In 2010, Israel was the first country to have aid workers on the scene in Haiti following their devastating earthquake. More recently, Israel was also one of the bestrepresented countries in Nepal following their earthquake.
Yet, Israel’s Tikkun Olam efforts don’t revolve around crisis situations away from home. As a country, we care deeply for people from all walks of life, and work to improve the wellbeing of disadvantaged groups of all kinds. For example, Israelis consistently look for ways to aid residents who are Holocaust survivors, sometimes by simply keeping them company and reADIng them a book.
Israel also sets the standard for the care of physically and cognitively disabled individuals. Recent proof comes in the form of a visit from a team of Chinese doctors.

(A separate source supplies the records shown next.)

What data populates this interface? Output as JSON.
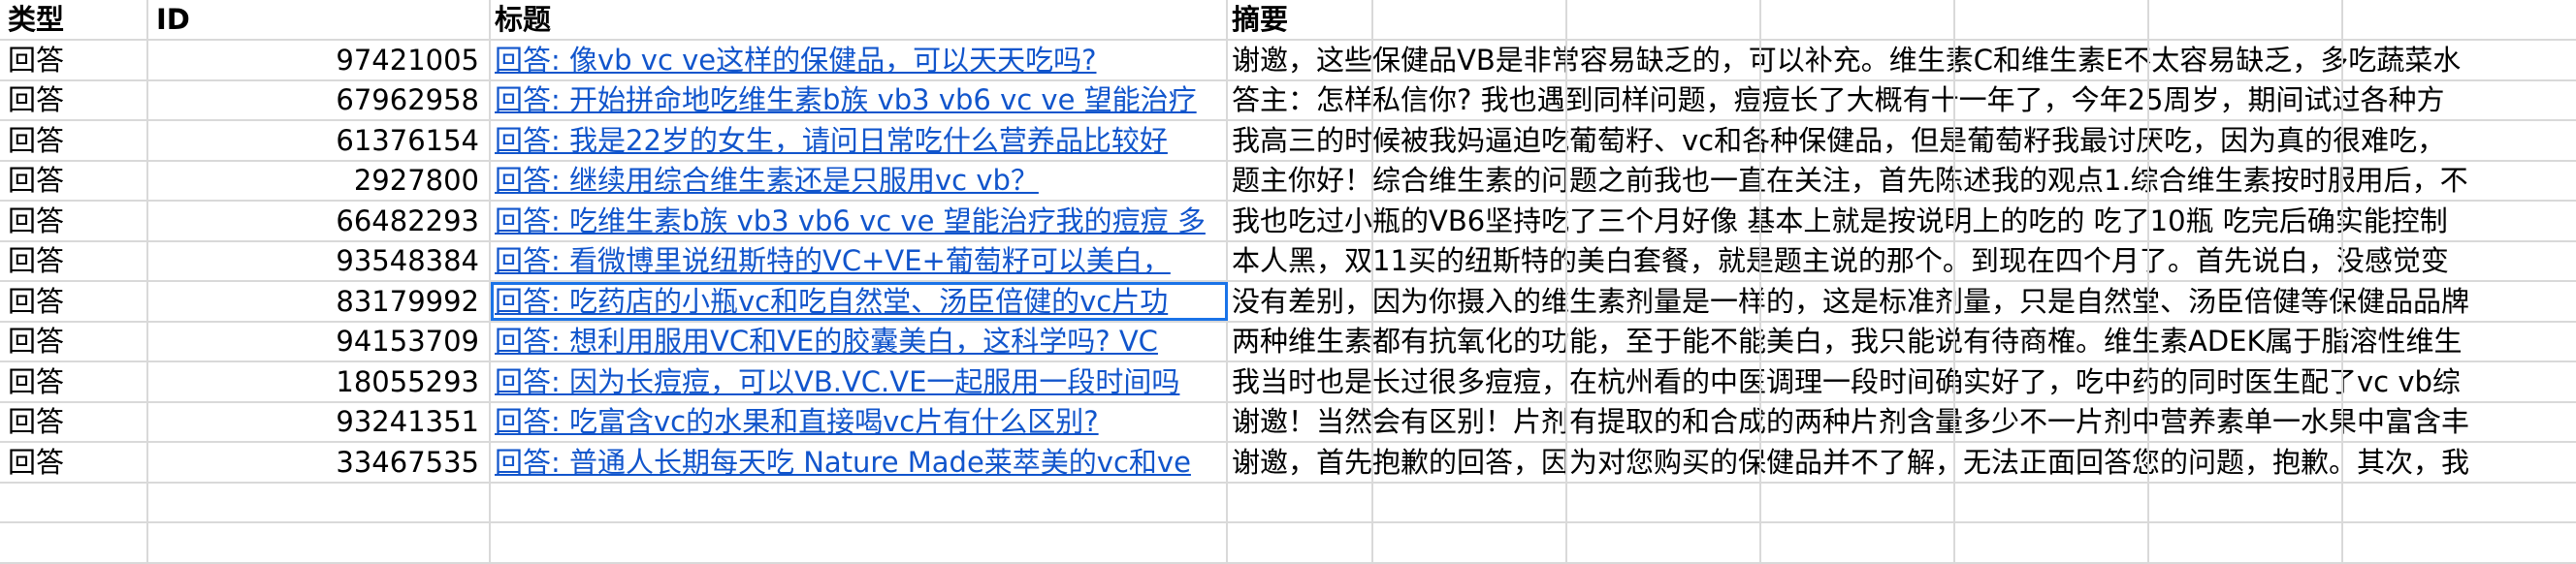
{
  "headers": {
    "type": "类型",
    "id": "ID",
    "title": "标题",
    "abstract": "摘要"
  },
  "rows": [
    {
      "type": "回答",
      "id": "97421005",
      "title": "回答: 像vb vc ve这样的保健品，可以天天吃吗?",
      "abstract": "谢邀，这些保健品VB是非常容易缺乏的，可以补充。维生素C和维生素E不太容易缺乏，多吃蔬菜水"
    },
    {
      "type": "回答",
      "id": "67962958",
      "title": "回答: 开始拼命地吃维生素b族 vb3 vb6 vc ve 望能治疗",
      "abstract": "答主：怎样私信你? 我也遇到同样问题，痘痘长了大概有十一年了，今年25周岁，期间试过各种方"
    },
    {
      "type": "回答",
      "id": "61376154",
      "title": "回答: 我是22岁的女生，请问日常吃什么营养品比较好",
      "abstract": "我高三的时候被我妈逼迫吃葡萄籽、vc和各种保健品，但是葡萄籽我最讨厌吃，因为真的很难吃，"
    },
    {
      "type": "回答",
      "id": "2927800",
      "title": "回答: 继续用综合维生素还是只服用vc vb？",
      "abstract": "题主你好！综合维生素的问题之前我也一直在关注，首先陈述我的观点1.综合维生素按时服用后，不"
    },
    {
      "type": "回答",
      "id": "66482293",
      "title": "回答: 吃维生素b族 vb3 vb6 vc ve 望能治疗我的痘痘 多",
      "abstract": "我也吃过小瓶的VB6坚持吃了三个月好像  基本上就是按说明上的吃的  吃了10瓶  吃完后确实能控制"
    },
    {
      "type": "回答",
      "id": "93548384",
      "title": "回答: 看微博里说纽斯特的VC+VE+葡萄籽可以美白，",
      "abstract": "本人黑，双11买的纽斯特的美白套餐，就是题主说的那个。到现在四个月了。首先说白，没感觉变"
    },
    {
      "type": "回答",
      "id": "83179992",
      "title": "回答: 吃药店的小瓶vc和吃自然堂、汤臣倍健的vc片功",
      "abstract": "没有差别，因为你摄入的维生素剂量是一样的，这是标准剂量，只是自然堂、汤臣倍健等保健品品牌"
    },
    {
      "type": "回答",
      "id": "94153709",
      "title": "回答: 想利用服用VC和VE的胶囊美白，这科学吗? VC",
      "abstract": "两种维生素都有抗氧化的功能，至于能不能美白，我只能说有待商榷。维生素ADEK属于脂溶性维生"
    },
    {
      "type": "回答",
      "id": "18055293",
      "title": "回答: 因为长痘痘，可以VB.VC.VE一起服用一段时间吗",
      "abstract": "我当时也是长过很多痘痘，在杭州看的中医调理一段时间确实好了，吃中药的同时医生配了vc vb综"
    },
    {
      "type": "回答",
      "id": "93241351",
      "title": "回答: 吃富含vc的水果和直接喝vc片有什么区别?",
      "abstract": "谢邀！当然会有区别！片剂有提取的和合成的两种片剂含量多少不一片剂中营养素单一水果中富含丰"
    },
    {
      "type": "回答",
      "id": "33467535",
      "title": "回答: 普通人长期每天吃 Nature Made莱萃美的vc和ve",
      "abstract": "谢邀，首先抱歉的回答，因为对您购买的保健品并不了解，无法正面回答您的问题，抱歉。其次，我"
    },
    {
      "type": "",
      "id": "",
      "title": "",
      "abstract": ""
    },
    {
      "type": "",
      "id": "",
      "title": "",
      "abstract": ""
    }
  ]
}
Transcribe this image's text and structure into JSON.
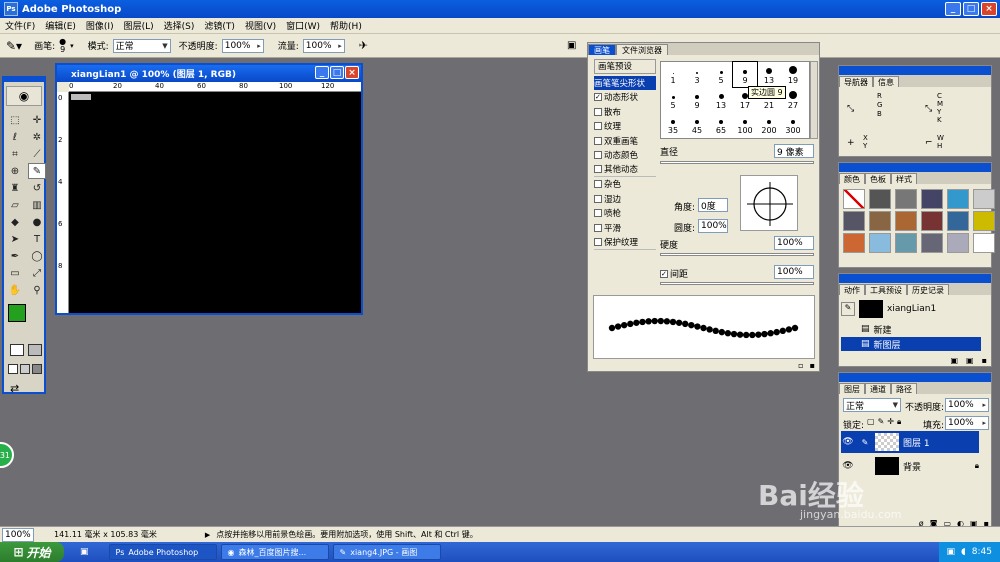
{
  "app": {
    "title": "Adobe Photoshop"
  },
  "menu": [
    "文件(F)",
    "编辑(E)",
    "图像(I)",
    "图层(L)",
    "选择(S)",
    "滤镜(T)",
    "视图(V)",
    "窗口(W)",
    "帮助(H)"
  ],
  "options": {
    "brush_label": "画笔:",
    "brush_size": "9",
    "mode_label": "模式:",
    "mode_value": "正常",
    "opacity_label": "不透明度:",
    "opacity_value": "100%",
    "flow_label": "流量:",
    "flow_value": "100%"
  },
  "document": {
    "title": "xiangLian1 @ 100% (图层 1, RGB)",
    "ruler_ticks": [
      "0",
      "20",
      "40",
      "60",
      "80",
      "100",
      "120"
    ],
    "v_ticks": [
      "0",
      "2",
      "4",
      "6",
      "8"
    ]
  },
  "brush_panel": {
    "tabs": [
      "画笔",
      "文件浏览器"
    ],
    "items": [
      {
        "label": "画笔预设",
        "check": false,
        "type": "hdr"
      },
      {
        "label": "画笔笔尖形状",
        "check": false,
        "type": "hl"
      },
      {
        "label": "动态形状",
        "check": true
      },
      {
        "label": "散布",
        "check": false
      },
      {
        "label": "纹理",
        "check": false
      },
      {
        "label": "双重画笔",
        "check": false
      },
      {
        "label": "动态颜色",
        "check": false
      },
      {
        "label": "其他动态",
        "check": false
      },
      {
        "label": "杂色",
        "check": false
      },
      {
        "label": "湿边",
        "check": false
      },
      {
        "label": "喷枪",
        "check": false
      },
      {
        "label": "平滑",
        "check": false
      },
      {
        "label": "保护纹理",
        "check": false
      }
    ],
    "sizes_row1": [
      "1",
      "3",
      "5",
      "9",
      "13",
      "19"
    ],
    "sizes_row2": [
      "5",
      "9",
      "13",
      "17",
      "21",
      "27"
    ],
    "sizes_row3": [
      "35",
      "45",
      "65",
      "100",
      "200",
      "300"
    ],
    "tooltip": "实边圆 9",
    "diameter_label": "直径",
    "diameter_value": "9 像素",
    "angle_label": "角度:",
    "angle_value": "0度",
    "roundness_label": "圆度:",
    "roundness_value": "100%",
    "hardness_label": "硬度",
    "hardness_value": "100%",
    "spacing_label": "间距",
    "spacing_value": "100%"
  },
  "navigator": {
    "tabs": [
      "导航器",
      "信息"
    ],
    "rgb": [
      "R",
      "G",
      "B"
    ],
    "cmyk": [
      "C",
      "M",
      "Y",
      "K"
    ],
    "xy": [
      "X",
      "Y"
    ],
    "wh": [
      "W",
      "H"
    ]
  },
  "color_panel": {
    "tabs": [
      "颜色",
      "色板",
      "样式"
    ]
  },
  "history": {
    "tabs": [
      "动作",
      "工具预设",
      "历史记录"
    ],
    "snapshot": "xiangLian1",
    "items": [
      "新建",
      "新图层"
    ]
  },
  "layers": {
    "tabs": [
      "图层",
      "通道",
      "路径"
    ],
    "mode": "正常",
    "opacity_label": "不透明度:",
    "opacity_value": "100%",
    "lock_label": "锁定:",
    "fill_label": "填充:",
    "fill_value": "100%",
    "items": [
      "图层 1",
      "背景"
    ]
  },
  "status": {
    "zoom": "100%",
    "size": "141.11 毫米 x 105.83 毫米",
    "hint": "点按并拖移以用前景色绘画。要用附加选项，使用 Shift、Alt 和 Ctrl 键。"
  },
  "taskbar": {
    "start": "开始",
    "tasks": [
      "Adobe Photoshop",
      "森林_百度图片搜...",
      "xiang4.JPG - 画图"
    ],
    "time": "8:45"
  },
  "watermark": {
    "brand": "Bai经验",
    "url": "jingyan.baidu.com"
  },
  "colors": {
    "foreground": "#22a01e",
    "background": "#000000",
    "accent": "#0a4fd0"
  }
}
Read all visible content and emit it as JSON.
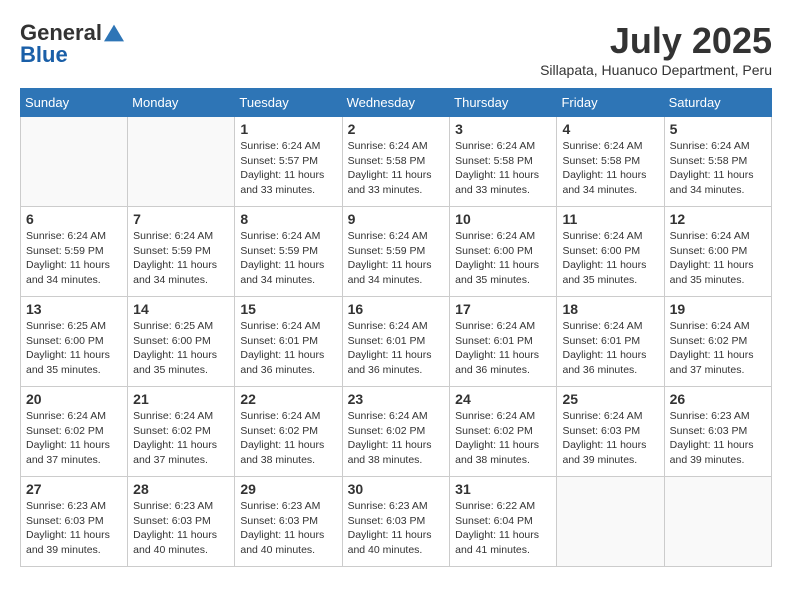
{
  "logo": {
    "general": "General",
    "blue": "Blue"
  },
  "title": "July 2025",
  "location": "Sillapata, Huanuco Department, Peru",
  "days_header": [
    "Sunday",
    "Monday",
    "Tuesday",
    "Wednesday",
    "Thursday",
    "Friday",
    "Saturday"
  ],
  "weeks": [
    [
      {
        "day": "",
        "info": ""
      },
      {
        "day": "",
        "info": ""
      },
      {
        "day": "1",
        "info": "Sunrise: 6:24 AM\nSunset: 5:57 PM\nDaylight: 11 hours and 33 minutes."
      },
      {
        "day": "2",
        "info": "Sunrise: 6:24 AM\nSunset: 5:58 PM\nDaylight: 11 hours and 33 minutes."
      },
      {
        "day": "3",
        "info": "Sunrise: 6:24 AM\nSunset: 5:58 PM\nDaylight: 11 hours and 33 minutes."
      },
      {
        "day": "4",
        "info": "Sunrise: 6:24 AM\nSunset: 5:58 PM\nDaylight: 11 hours and 34 minutes."
      },
      {
        "day": "5",
        "info": "Sunrise: 6:24 AM\nSunset: 5:58 PM\nDaylight: 11 hours and 34 minutes."
      }
    ],
    [
      {
        "day": "6",
        "info": "Sunrise: 6:24 AM\nSunset: 5:59 PM\nDaylight: 11 hours and 34 minutes."
      },
      {
        "day": "7",
        "info": "Sunrise: 6:24 AM\nSunset: 5:59 PM\nDaylight: 11 hours and 34 minutes."
      },
      {
        "day": "8",
        "info": "Sunrise: 6:24 AM\nSunset: 5:59 PM\nDaylight: 11 hours and 34 minutes."
      },
      {
        "day": "9",
        "info": "Sunrise: 6:24 AM\nSunset: 5:59 PM\nDaylight: 11 hours and 34 minutes."
      },
      {
        "day": "10",
        "info": "Sunrise: 6:24 AM\nSunset: 6:00 PM\nDaylight: 11 hours and 35 minutes."
      },
      {
        "day": "11",
        "info": "Sunrise: 6:24 AM\nSunset: 6:00 PM\nDaylight: 11 hours and 35 minutes."
      },
      {
        "day": "12",
        "info": "Sunrise: 6:24 AM\nSunset: 6:00 PM\nDaylight: 11 hours and 35 minutes."
      }
    ],
    [
      {
        "day": "13",
        "info": "Sunrise: 6:25 AM\nSunset: 6:00 PM\nDaylight: 11 hours and 35 minutes."
      },
      {
        "day": "14",
        "info": "Sunrise: 6:25 AM\nSunset: 6:00 PM\nDaylight: 11 hours and 35 minutes."
      },
      {
        "day": "15",
        "info": "Sunrise: 6:24 AM\nSunset: 6:01 PM\nDaylight: 11 hours and 36 minutes."
      },
      {
        "day": "16",
        "info": "Sunrise: 6:24 AM\nSunset: 6:01 PM\nDaylight: 11 hours and 36 minutes."
      },
      {
        "day": "17",
        "info": "Sunrise: 6:24 AM\nSunset: 6:01 PM\nDaylight: 11 hours and 36 minutes."
      },
      {
        "day": "18",
        "info": "Sunrise: 6:24 AM\nSunset: 6:01 PM\nDaylight: 11 hours and 36 minutes."
      },
      {
        "day": "19",
        "info": "Sunrise: 6:24 AM\nSunset: 6:02 PM\nDaylight: 11 hours and 37 minutes."
      }
    ],
    [
      {
        "day": "20",
        "info": "Sunrise: 6:24 AM\nSunset: 6:02 PM\nDaylight: 11 hours and 37 minutes."
      },
      {
        "day": "21",
        "info": "Sunrise: 6:24 AM\nSunset: 6:02 PM\nDaylight: 11 hours and 37 minutes."
      },
      {
        "day": "22",
        "info": "Sunrise: 6:24 AM\nSunset: 6:02 PM\nDaylight: 11 hours and 38 minutes."
      },
      {
        "day": "23",
        "info": "Sunrise: 6:24 AM\nSunset: 6:02 PM\nDaylight: 11 hours and 38 minutes."
      },
      {
        "day": "24",
        "info": "Sunrise: 6:24 AM\nSunset: 6:02 PM\nDaylight: 11 hours and 38 minutes."
      },
      {
        "day": "25",
        "info": "Sunrise: 6:24 AM\nSunset: 6:03 PM\nDaylight: 11 hours and 39 minutes."
      },
      {
        "day": "26",
        "info": "Sunrise: 6:23 AM\nSunset: 6:03 PM\nDaylight: 11 hours and 39 minutes."
      }
    ],
    [
      {
        "day": "27",
        "info": "Sunrise: 6:23 AM\nSunset: 6:03 PM\nDaylight: 11 hours and 39 minutes."
      },
      {
        "day": "28",
        "info": "Sunrise: 6:23 AM\nSunset: 6:03 PM\nDaylight: 11 hours and 40 minutes."
      },
      {
        "day": "29",
        "info": "Sunrise: 6:23 AM\nSunset: 6:03 PM\nDaylight: 11 hours and 40 minutes."
      },
      {
        "day": "30",
        "info": "Sunrise: 6:23 AM\nSunset: 6:03 PM\nDaylight: 11 hours and 40 minutes."
      },
      {
        "day": "31",
        "info": "Sunrise: 6:22 AM\nSunset: 6:04 PM\nDaylight: 11 hours and 41 minutes."
      },
      {
        "day": "",
        "info": ""
      },
      {
        "day": "",
        "info": ""
      }
    ]
  ]
}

ADI, Israel’s largest network of residential facilities for severely handicapped children, invited the Chinese physicians to Israel to learn about the organization’s groundbreaking functional rehabilitation programs. ADI’s musical gardens, therapeutic pool, petting zoo and stables, and advanced medical technology fascinated the Chinese doctors, and they asked a battery of questions with the aim of accurately recreating these innovative programs in their Beijing hospital.
In just a few hours of touring and instruction, Israeli medical professionals improved the care of the most vulnerable demographic in one of the most densely populated regions in Asia.
It is essential that “best practice” visits like these continue so that Israeli methods of care will continue to lay the foundation for medical centers around the world for years to come. In general, we must never tire, ensuring that we are always focused on the bigger picture: healing the whole world. After all, as the bearers of the light, it is our responsibility.
By sharing innovations in all fields with the world at large, Israel sheds a light on numerous global problems and illuminates the path for other countries to constructively, skillfully, and humanely follow suit. Considering how much progress must still be made in achieving a just world, Israel is faced with quite a challenge. But considering the resilience, resourcefulness, and physical and moral strength of Israel and its people, I believe we are fit for the challenge.